Lindo determinedly delves directly into the three-dimensionality of this wounded warrior, and he heroically highlights all of Paul’s hurt while never losing sight of his soul. Paul is a deeply disturbed individual, but he is not a stereotype by any stretch of the imagination, and Lindo affords him the authenticity to be able to offer his own account of his life with all its complexities and contradictions. It’s a powerhouse performance that sears itself into every viewer’s psyche, and, it should absolutely be at the center of any awards-season related conversation for months to come.
In the director’s chair, Lee is just as wondrously wild as he is with his writing, filming the 60s-set fight scenes with a fiery fury that could only belong to this audacious artist.

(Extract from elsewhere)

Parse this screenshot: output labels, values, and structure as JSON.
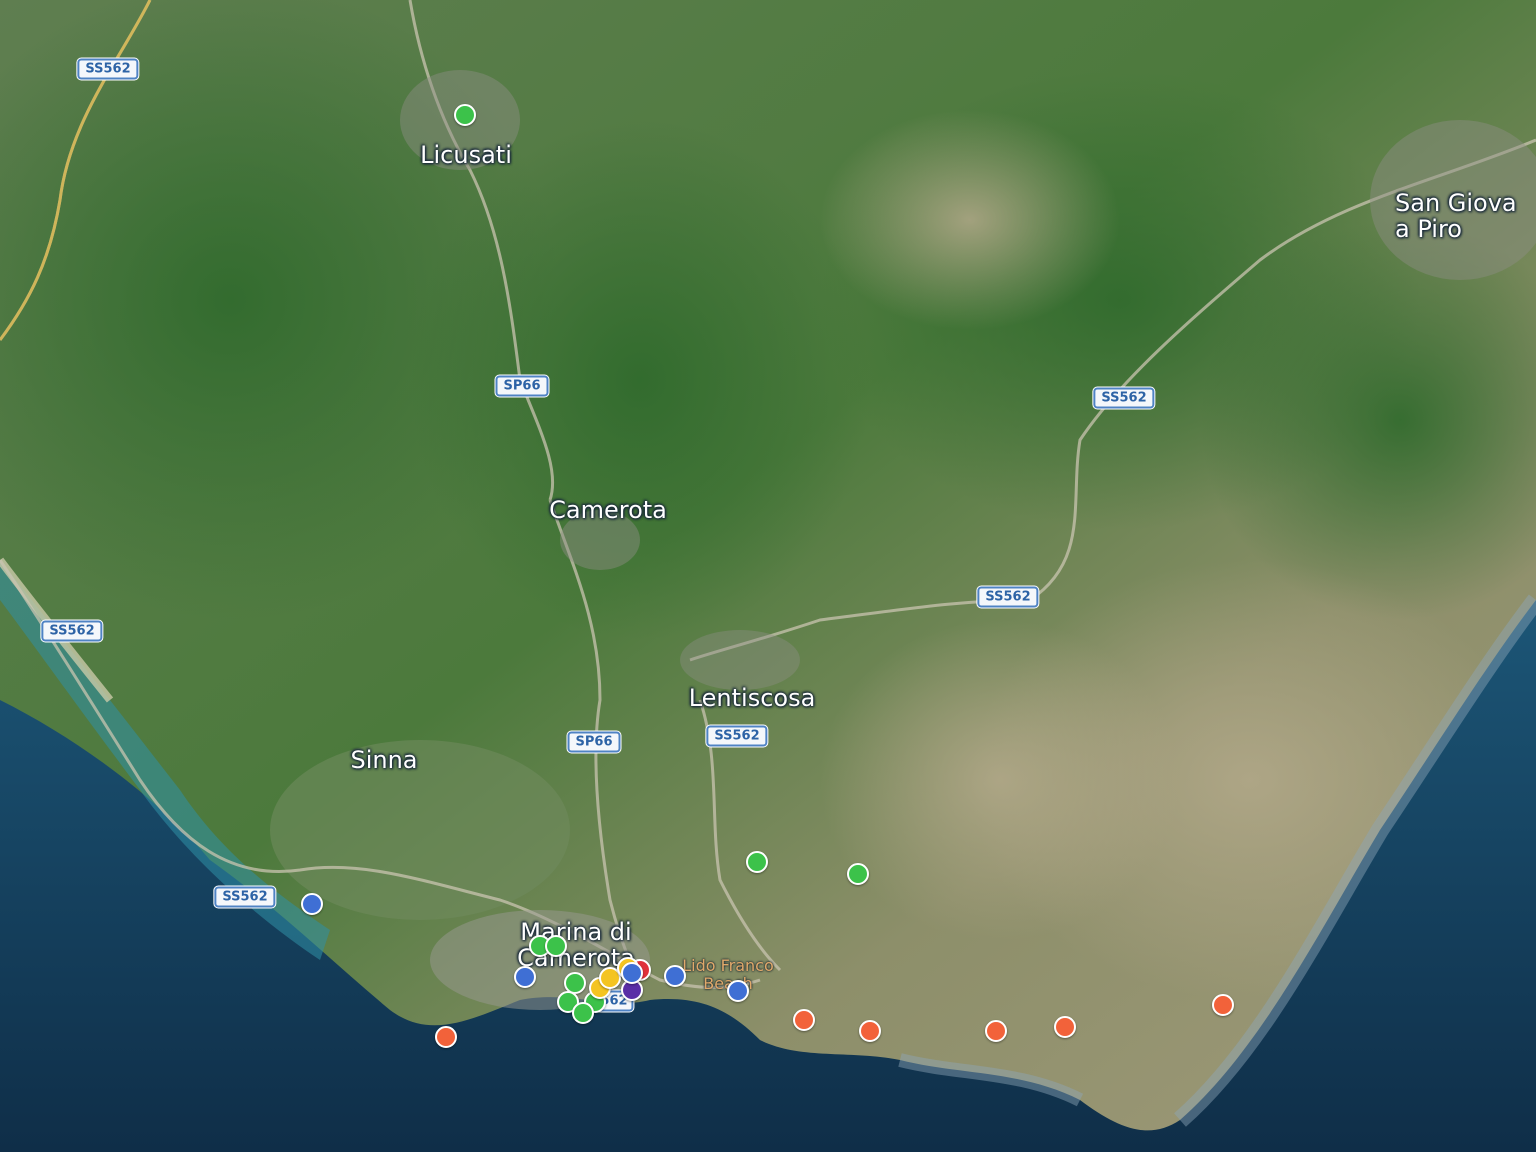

His effervescent endurance is felt throughout every frame, and even as the film meanders a tad in its middle stretch, Lee brings that buzz back with a terrifyingly tense third act that starts with one of the most suspenseful sequences in the director’s entire filmography. Lee receives accomplished assists from cinematographer Newton Thomas Sigel (Drive, Bohemian Rhapsody), who captures both the bountiful beauty and the bleak barbarism of the Vietnam environment in equal measure, and editor Adam Gough (Roma), who keeps the chaos moving at a clip by brilliantly balancing beats between the two time periods and easing us into these transitions with appealing aspect ratio alterations.
Though perhaps less concentrated and crowd-pleasing than Lee’s last film, BlacKkKlansman, Da 5 Bloods is nevertheless a harrowing and holistic history lesson with stupendous substance for all to savor. It’s almost impossible to sum up this monster of a movie in one statement, so instead, I will conclude by shining a light on a striking choice that Lee makes when shooting his protagonists in their past; as opposed to de-aging his actors (à la The Irishman), Lee lets Peters, Lewis, Whitlock Jr., and Lindo remain as they are and as we view them in the present. To some, this may feel jarring, but when Lee’s greater genius comes into focus, all of the pieces of his plan fall into place. These men appear physically unchanged in these flashbacks because, in their minds, they never truly left; the conflict has never ceased. Whether it be related to Vietnam or the Civil Rights movement, they are fixedly frozen in time, in continuing combat.
For some, the war can never truly be won.
Da 5 Bloods is available to watch on Netflix.